The president is expected to call for continuing a payroll tax cut for workers and jobless benefits for the unemployed. Some Republicans oppose extending the payroll tax cut, calling it an unproven job creator that will only add to the nation's massive debt. The tax cut extension is set to expire Jan. 1.
Republicans also cite huge federal budget deficits in expressing opposition to vast new spending on jobs programs.
But Obama said lawmakers need to act -- and act quickly. "The time for Washington games is over. The time for action is now," he told a supportive union crowd that Detroit police said was in the thousands.
The event at a General Motors Corp. parking lot in the shadow of the automaker's headquarters building had the sound and feel of a campaign event, with the union audience breaking into chants of "Four More Years" throughout the president's 25-minute speech.

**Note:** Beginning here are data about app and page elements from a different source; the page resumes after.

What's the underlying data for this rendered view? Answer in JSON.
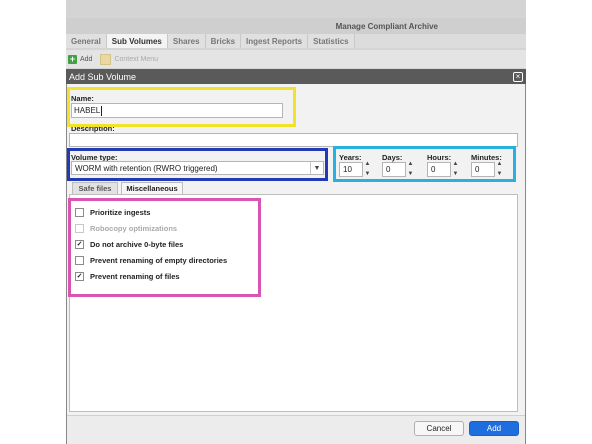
{
  "window": {
    "title": "Manage Compliant Archive",
    "tabs": [
      "General",
      "Sub Volumes",
      "Shares",
      "Bricks",
      "Ingest Reports",
      "Statistics"
    ],
    "active_tab": "Sub Volumes"
  },
  "toolbar": {
    "add_label": "Add",
    "context_menu_label": "Context Menu"
  },
  "dialog": {
    "title": "Add Sub Volume",
    "close_icon": "close-icon",
    "name": {
      "label": "Name:",
      "value": "HABEL"
    },
    "description": {
      "label": "Description:",
      "value": ""
    },
    "volume_type": {
      "label": "Volume type:",
      "selected": "WORM with retention (RWRO triggered)"
    },
    "retention": {
      "years": {
        "label": "Years:",
        "value": "10"
      },
      "days": {
        "label": "Days:",
        "value": "0"
      },
      "hours": {
        "label": "Hours:",
        "value": "0"
      },
      "minutes": {
        "label": "Minutes:",
        "value": "0"
      }
    },
    "inner_tabs": [
      "Safe files",
      "Miscellaneous"
    ],
    "active_inner_tab": "Miscellaneous",
    "options": [
      {
        "label": "Prioritize ingests",
        "checked": false,
        "enabled": true
      },
      {
        "label": "Robocopy optimizations",
        "checked": false,
        "enabled": false
      },
      {
        "label": "Do not archive 0-byte files",
        "checked": true,
        "enabled": true
      },
      {
        "label": "Prevent renaming of empty directories",
        "checked": false,
        "enabled": true
      },
      {
        "label": "Prevent renaming of files",
        "checked": true,
        "enabled": true
      }
    ],
    "buttons": {
      "cancel": "Cancel",
      "add": "Add"
    }
  },
  "colors": {
    "highlight_yellow": "#f3e22a",
    "highlight_blue": "#223bb5",
    "highlight_cyan": "#28b0e0",
    "highlight_pink": "#d955b4",
    "primary_button": "#1f6ee0",
    "dialog_titlebar": "#5a5a5a"
  }
}
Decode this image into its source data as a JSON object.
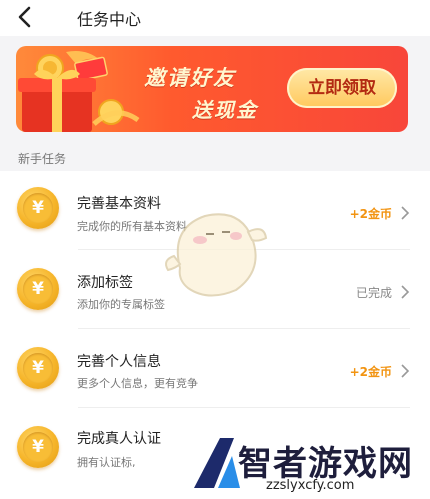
{
  "header": {
    "title": "任务中心"
  },
  "banner": {
    "line1": "邀请好友",
    "line2": "送现金",
    "button_label": "立即领取"
  },
  "section": {
    "label": "新手任务"
  },
  "tasks": [
    {
      "title": "完善基本资料",
      "desc": "完成你的所有基本资料",
      "status": "+2金币",
      "status_type": "reward",
      "coin_symbol": "¥"
    },
    {
      "title": "添加标签",
      "desc": "添加你的专属标签",
      "status": "已完成",
      "status_type": "done",
      "coin_symbol": "¥"
    },
    {
      "title": "完善个人信息",
      "desc": "更多个人信息，更有竞争",
      "status": "+2金币",
      "status_type": "reward",
      "coin_symbol": "¥"
    },
    {
      "title": "完成真人认证",
      "desc": "拥有认证标,",
      "status": "",
      "status_type": "reward",
      "coin_symbol": "¥"
    }
  ],
  "watermark": {
    "name": "智者游戏网",
    "url": "zzslyxcfy.com"
  },
  "colors": {
    "accent_reward": "#f29412",
    "banner_red": "#f8463a",
    "banner_orange": "#ff8a3a"
  }
}
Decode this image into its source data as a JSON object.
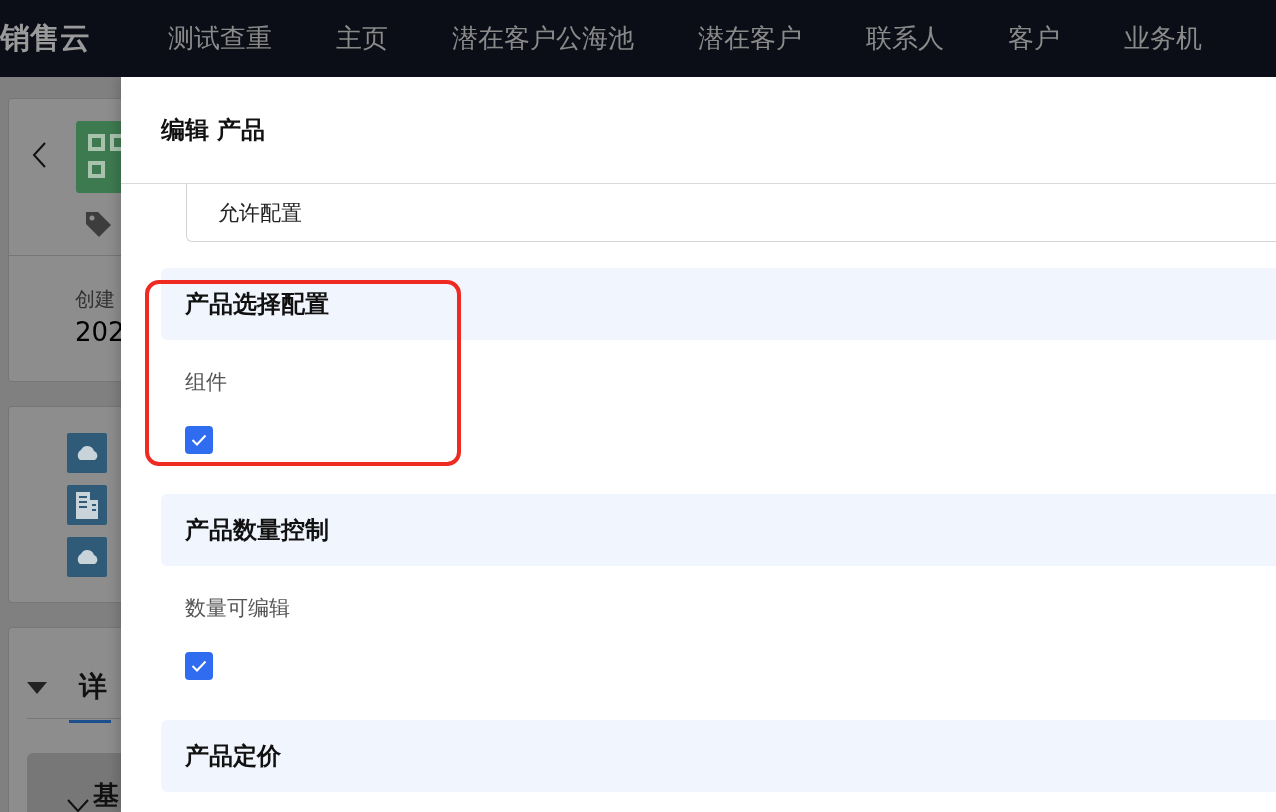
{
  "nav": {
    "brand": "销售云",
    "items": [
      {
        "label": "测试查重"
      },
      {
        "label": "主页"
      },
      {
        "label": "潜在客户公海池"
      },
      {
        "label": "潜在客户"
      },
      {
        "label": "联系人"
      },
      {
        "label": "客户"
      },
      {
        "label": "业务机"
      }
    ]
  },
  "background": {
    "created_label": "创建",
    "created_value": "202",
    "tab_label": "详",
    "section_label": "基"
  },
  "modal": {
    "title": "编辑 产品",
    "field_value": "允许配置",
    "sections": [
      {
        "title": "产品选择配置",
        "highlighted": true,
        "fields": [
          {
            "label": "组件",
            "checked": true
          }
        ]
      },
      {
        "title": "产品数量控制",
        "fields": [
          {
            "label": "数量可编辑",
            "checked": true
          }
        ]
      },
      {
        "title": "产品定价"
      }
    ]
  }
}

Obama could be including himself in that call for action. His remarks came as he's facing biting criticism from the GOP for presiding over a persistently weak economy and high unemployment. Republicans dubbed him "President Zero" after a dismal jobs report last Friday showed that employers added no jobs in August -- which hasn't happened since 1945. The unemployment rate, meanwhile, remained unchanged at 9.1 percent.
The report sparked new fears of a second recession and injected fresh urgency into Obama's efforts to help get the unemployed back into the labor market -- and improve his re-election chances. No incumbent in recent times has been re-elected with a jobless rate that high, and polls show the public is losing confidence in Obama's handling of the economy. His approval rating on that issue dropped to a new low of 26 percent in a recent Gallup survey.

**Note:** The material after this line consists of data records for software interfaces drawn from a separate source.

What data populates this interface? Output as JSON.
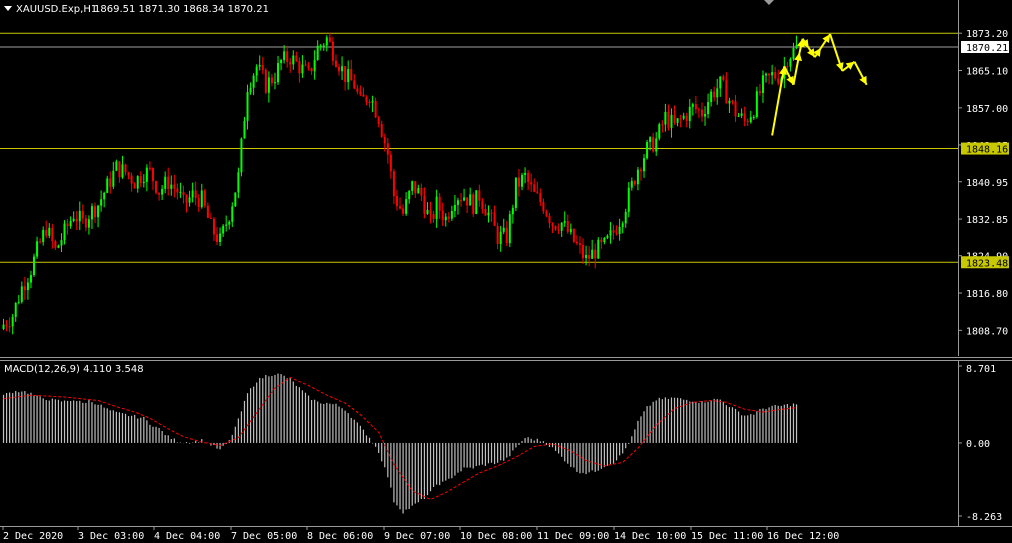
{
  "header": {
    "symbol_label": "XAUUSD.Exp,H1",
    "ohlc": "1869.51 1871.30 1868.34 1870.21"
  },
  "macd_header": "MACD(12,26,9) 4.110 3.548",
  "colors": {
    "background": "#000000",
    "bull": "#00ff00",
    "bear": "#ff0000",
    "level_line": "#c8c800",
    "current_line": "#a0a0a0",
    "forecast": "#ffff00",
    "macd_hist": "#c0c0c0",
    "macd_signal": "#ff0000"
  },
  "chart_data": [
    {
      "type": "candlestick",
      "ylim": [
        1804.0,
        1876.5
      ],
      "price_ticks": [
        "1873.20",
        "1865.10",
        "1857.00",
        "1848.95",
        "1840.95",
        "1832.85",
        "1824.90",
        "1816.80",
        "1808.70"
      ],
      "x_tick_labels": [
        "2 Dec 2020",
        "3 Dec 03:00",
        "4 Dec 04:00",
        "7 Dec 05:00",
        "8 Dec 06:00",
        "9 Dec 07:00",
        "10 Dec 08:00",
        "11 Dec 09:00",
        "14 Dec 10:00",
        "15 Dec 11:00",
        "16 Dec 12:00"
      ],
      "horizontal_levels": [
        {
          "price": 1873.2,
          "label": ""
        },
        {
          "price": 1848.16,
          "label": "1848.16"
        },
        {
          "price": 1823.48,
          "label": "1823.48"
        }
      ],
      "current_price": {
        "price": 1870.21,
        "label": "1870.21"
      },
      "close_path": [
        [
          0,
          1810
        ],
        [
          3,
          1812
        ],
        [
          6,
          1818
        ],
        [
          9,
          1822
        ],
        [
          11,
          1826
        ],
        [
          14,
          1831
        ],
        [
          17,
          1826
        ],
        [
          20,
          1830
        ],
        [
          23,
          1834
        ],
        [
          26,
          1832
        ],
        [
          28,
          1834
        ],
        [
          31,
          1836
        ],
        [
          34,
          1840
        ],
        [
          37,
          1844
        ],
        [
          40,
          1843
        ],
        [
          43,
          1841
        ],
        [
          46,
          1843
        ],
        [
          48,
          1843
        ],
        [
          51,
          1839
        ],
        [
          54,
          1841
        ],
        [
          57,
          1839
        ],
        [
          59,
          1836
        ],
        [
          62,
          1838
        ],
        [
          65,
          1837
        ],
        [
          68,
          1831
        ],
        [
          71,
          1828
        ],
        [
          74,
          1834
        ],
        [
          77,
          1842
        ],
        [
          80,
          1862
        ],
        [
          83,
          1866
        ],
        [
          86,
          1862
        ],
        [
          89,
          1864
        ],
        [
          91,
          1867
        ],
        [
          94,
          1868
        ],
        [
          97,
          1866
        ],
        [
          100,
          1864
        ],
        [
          103,
          1870
        ],
        [
          106,
          1872
        ],
        [
          109,
          1868
        ],
        [
          112,
          1864
        ],
        [
          115,
          1862
        ],
        [
          117,
          1858
        ],
        [
          120,
          1860
        ],
        [
          123,
          1855
        ],
        [
          126,
          1847
        ],
        [
          128,
          1838
        ],
        [
          131,
          1834
        ],
        [
          134,
          1840
        ],
        [
          137,
          1838
        ],
        [
          140,
          1832
        ],
        [
          142,
          1836
        ],
        [
          145,
          1833
        ],
        [
          148,
          1838
        ],
        [
          151,
          1838
        ],
        [
          154,
          1836
        ],
        [
          156,
          1838
        ],
        [
          159,
          1834
        ],
        [
          162,
          1829
        ],
        [
          165,
          1829
        ],
        [
          168,
          1840
        ],
        [
          171,
          1842
        ],
        [
          174,
          1838
        ],
        [
          177,
          1836
        ],
        [
          180,
          1832
        ],
        [
          183,
          1832
        ],
        [
          186,
          1829
        ],
        [
          188,
          1827
        ],
        [
          191,
          1824
        ],
        [
          194,
          1826
        ],
        [
          197,
          1827
        ],
        [
          200,
          1830
        ],
        [
          203,
          1834
        ],
        [
          206,
          1840
        ],
        [
          208,
          1844
        ],
        [
          211,
          1848
        ],
        [
          214,
          1850
        ],
        [
          217,
          1855
        ],
        [
          220,
          1853
        ],
        [
          223,
          1855
        ],
        [
          226,
          1857
        ],
        [
          229,
          1856
        ],
        [
          232,
          1860
        ],
        [
          235,
          1862
        ],
        [
          237,
          1860
        ],
        [
          240,
          1856
        ],
        [
          243,
          1854
        ],
        [
          246,
          1857
        ],
        [
          249,
          1862
        ],
        [
          252,
          1864
        ],
        [
          255,
          1864
        ],
        [
          257,
          1868
        ],
        [
          260,
          1870
        ]
      ],
      "forecast_path": [
        [
          252,
          1851
        ],
        [
          256,
          1866
        ],
        [
          259,
          1862
        ],
        [
          261,
          1869
        ],
        [
          262,
          1872
        ],
        [
          264,
          1870
        ],
        [
          266,
          1868
        ],
        [
          268,
          1870
        ],
        [
          271,
          1873
        ],
        [
          275,
          1865
        ],
        [
          279,
          1867
        ],
        [
          283,
          1862
        ]
      ]
    },
    {
      "type": "histogram",
      "title": "MACD(12,26,9) 4.110 3.548",
      "ylim": [
        -8.263,
        8.701
      ],
      "ticks": [
        "8.701",
        "0.00",
        "-8.263"
      ],
      "hist_path": [
        [
          0,
          5.4
        ],
        [
          3,
          5.8
        ],
        [
          6,
          5.9
        ],
        [
          9,
          5.6
        ],
        [
          11,
          5.2
        ],
        [
          14,
          5.0
        ],
        [
          17,
          4.8
        ],
        [
          20,
          4.7
        ],
        [
          23,
          4.9
        ],
        [
          26,
          4.5
        ],
        [
          28,
          4.8
        ],
        [
          31,
          4.4
        ],
        [
          34,
          3.8
        ],
        [
          37,
          3.4
        ],
        [
          40,
          3.2
        ],
        [
          43,
          3.0
        ],
        [
          46,
          2.8
        ],
        [
          48,
          2.2
        ],
        [
          51,
          1.6
        ],
        [
          54,
          0.7
        ],
        [
          57,
          0.2
        ],
        [
          59,
          0.1
        ],
        [
          62,
          0.1
        ],
        [
          65,
          0.3
        ],
        [
          68,
          -0.2
        ],
        [
          71,
          -0.8
        ],
        [
          74,
          0.2
        ],
        [
          77,
          2.6
        ],
        [
          80,
          5.6
        ],
        [
          83,
          7.0
        ],
        [
          86,
          7.6
        ],
        [
          89,
          7.8
        ],
        [
          91,
          7.7
        ],
        [
          94,
          7.2
        ],
        [
          97,
          6.2
        ],
        [
          100,
          5.2
        ],
        [
          103,
          4.6
        ],
        [
          106,
          4.5
        ],
        [
          109,
          4.3
        ],
        [
          112,
          3.8
        ],
        [
          115,
          2.6
        ],
        [
          117,
          1.8
        ],
        [
          120,
          0.6
        ],
        [
          123,
          -1.0
        ],
        [
          126,
          -3.8
        ],
        [
          128,
          -6.6
        ],
        [
          131,
          -7.8
        ],
        [
          134,
          -7.2
        ],
        [
          137,
          -6.5
        ],
        [
          140,
          -5.6
        ],
        [
          142,
          -4.7
        ],
        [
          145,
          -4.4
        ],
        [
          148,
          -3.6
        ],
        [
          151,
          -2.9
        ],
        [
          154,
          -2.8
        ],
        [
          156,
          -2.6
        ],
        [
          159,
          -2.4
        ],
        [
          162,
          -2.2
        ],
        [
          165,
          -1.8
        ],
        [
          168,
          -0.6
        ],
        [
          171,
          0.6
        ],
        [
          174,
          0.4
        ],
        [
          177,
          0.2
        ],
        [
          180,
          -0.6
        ],
        [
          183,
          -1.6
        ],
        [
          186,
          -2.6
        ],
        [
          188,
          -3.2
        ],
        [
          191,
          -3.4
        ],
        [
          194,
          -3.2
        ],
        [
          197,
          -2.6
        ],
        [
          200,
          -2.2
        ],
        [
          203,
          -1.2
        ],
        [
          206,
          0.6
        ],
        [
          208,
          2.4
        ],
        [
          211,
          4.0
        ],
        [
          214,
          4.9
        ],
        [
          217,
          5.0
        ],
        [
          220,
          5.1
        ],
        [
          223,
          4.9
        ],
        [
          226,
          4.8
        ],
        [
          229,
          4.6
        ],
        [
          232,
          4.9
        ],
        [
          235,
          4.9
        ],
        [
          237,
          4.4
        ],
        [
          240,
          3.7
        ],
        [
          243,
          3.1
        ],
        [
          246,
          3.3
        ],
        [
          249,
          3.9
        ],
        [
          252,
          4.1
        ],
        [
          255,
          4.2
        ],
        [
          257,
          4.3
        ],
        [
          260,
          4.4
        ]
      ],
      "signal_path": [
        [
          0,
          5.0
        ],
        [
          9,
          5.4
        ],
        [
          20,
          5.2
        ],
        [
          31,
          4.8
        ],
        [
          37,
          4.1
        ],
        [
          43,
          3.5
        ],
        [
          48,
          2.8
        ],
        [
          54,
          1.6
        ],
        [
          59,
          0.7
        ],
        [
          65,
          0.1
        ],
        [
          71,
          -0.3
        ],
        [
          77,
          0.6
        ],
        [
          83,
          3.4
        ],
        [
          89,
          6.2
        ],
        [
          94,
          7.4
        ],
        [
          100,
          6.5
        ],
        [
          106,
          5.4
        ],
        [
          112,
          4.5
        ],
        [
          117,
          3.2
        ],
        [
          123,
          1.2
        ],
        [
          128,
          -2.4
        ],
        [
          134,
          -5.4
        ],
        [
          140,
          -6.4
        ],
        [
          145,
          -5.6
        ],
        [
          151,
          -4.4
        ],
        [
          156,
          -3.4
        ],
        [
          162,
          -2.6
        ],
        [
          168,
          -1.6
        ],
        [
          174,
          -0.4
        ],
        [
          180,
          -0.1
        ],
        [
          186,
          -0.9
        ],
        [
          191,
          -2.0
        ],
        [
          197,
          -2.6
        ],
        [
          203,
          -2.2
        ],
        [
          208,
          -0.6
        ],
        [
          214,
          2.0
        ],
        [
          220,
          3.9
        ],
        [
          226,
          4.6
        ],
        [
          232,
          4.8
        ],
        [
          237,
          4.6
        ],
        [
          243,
          3.8
        ],
        [
          249,
          3.5
        ],
        [
          255,
          3.8
        ],
        [
          260,
          4.0
        ]
      ]
    }
  ]
}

GOP presidential candidate Mitt Romney said the report was disappointing, unacceptable and "further proof that President Obama has failed." Romney is scheduled to get ahead of Obama by outlining his job-creation plan in a speech today in Nevada, two days before the president addresses Congress.

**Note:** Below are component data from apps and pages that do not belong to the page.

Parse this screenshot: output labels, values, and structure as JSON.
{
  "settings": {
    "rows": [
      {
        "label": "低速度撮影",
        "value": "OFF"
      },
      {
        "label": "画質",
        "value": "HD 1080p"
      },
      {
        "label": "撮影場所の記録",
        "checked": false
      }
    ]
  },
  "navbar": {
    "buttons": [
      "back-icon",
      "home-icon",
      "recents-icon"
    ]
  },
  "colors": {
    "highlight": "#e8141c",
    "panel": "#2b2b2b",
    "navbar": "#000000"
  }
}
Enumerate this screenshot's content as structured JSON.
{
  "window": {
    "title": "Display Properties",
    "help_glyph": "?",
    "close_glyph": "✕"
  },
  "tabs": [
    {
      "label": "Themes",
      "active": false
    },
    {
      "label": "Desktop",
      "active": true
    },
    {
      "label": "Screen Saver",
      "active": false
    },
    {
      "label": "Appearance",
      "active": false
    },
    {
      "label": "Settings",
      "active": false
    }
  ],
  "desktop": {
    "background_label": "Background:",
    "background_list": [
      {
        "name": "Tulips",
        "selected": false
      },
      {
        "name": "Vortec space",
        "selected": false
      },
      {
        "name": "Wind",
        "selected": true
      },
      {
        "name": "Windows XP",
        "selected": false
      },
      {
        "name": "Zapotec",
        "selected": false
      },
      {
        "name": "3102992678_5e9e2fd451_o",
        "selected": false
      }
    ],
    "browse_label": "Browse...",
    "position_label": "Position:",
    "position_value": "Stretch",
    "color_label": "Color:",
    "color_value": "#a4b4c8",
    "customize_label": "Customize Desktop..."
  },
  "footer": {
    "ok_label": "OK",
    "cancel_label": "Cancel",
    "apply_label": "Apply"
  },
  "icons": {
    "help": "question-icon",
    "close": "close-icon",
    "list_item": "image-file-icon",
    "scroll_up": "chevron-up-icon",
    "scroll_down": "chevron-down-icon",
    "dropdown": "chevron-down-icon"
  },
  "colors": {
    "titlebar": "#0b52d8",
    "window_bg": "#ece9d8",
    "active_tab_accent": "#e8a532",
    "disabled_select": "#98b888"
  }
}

Tax credits for businesses that hire and spending on school construction and renovation also are expected to be part of Obama's proposal.
Underscoring the political dueling under way over the economy, Obama plans to visit Richmond, Va., on Friday, the day after his speech, on the first of many trips he'll make to rally the public behind his plan. House Majority Leader Eric Cantor, R-Va., one of Obama's fiercest critics, represents part of Richmond.
Obama's broader goal with the speech is to make a sweeping appeal for bipartisan action on the economy by speaking not just to the lawmakers in front of him but also to the public at large. In that sense, the speech will mark a pivot from dealing with long-term deficit reduction to spurring an economic recovery.
Aides say Obama will mount a fall campaign centered on the economy, unveiling different elements of his agenda heading into 2012. If Republicans reject his ideas, the White House wants to use the megaphone of his presidency to enlist the public as an ally, pressure Congress and make the case for his re-election.
"People will see a president who will be laying very significant proposals throughout the fall leading up this next State of the Union" address, Gene Sperling, director of Obama's National Economic Council, told The Associated Press in an interview.
While Obama has said any short-term spending proposals will be paid for over the long term, aides say the speech will not offer details on what deficit reduction measures would be used to offset such spending. The speech also is not expected to include a detailed plan to resolve the housing crisis, a central cause behind the weak economy that has vexed the White House since the beginning of Obama's administration.
Sperling suggested that Obama would address the housing issue separately during the fall.
Meanwhile, the Chamber of Commerce unveiled its own jobs plan on Monday. In an open letter to the White House and Congress, the business lobby called for measures to immediately boost employment, including stepped-up road and bridge construction, more domestic oil drilling and temporary tax breaks for corporations.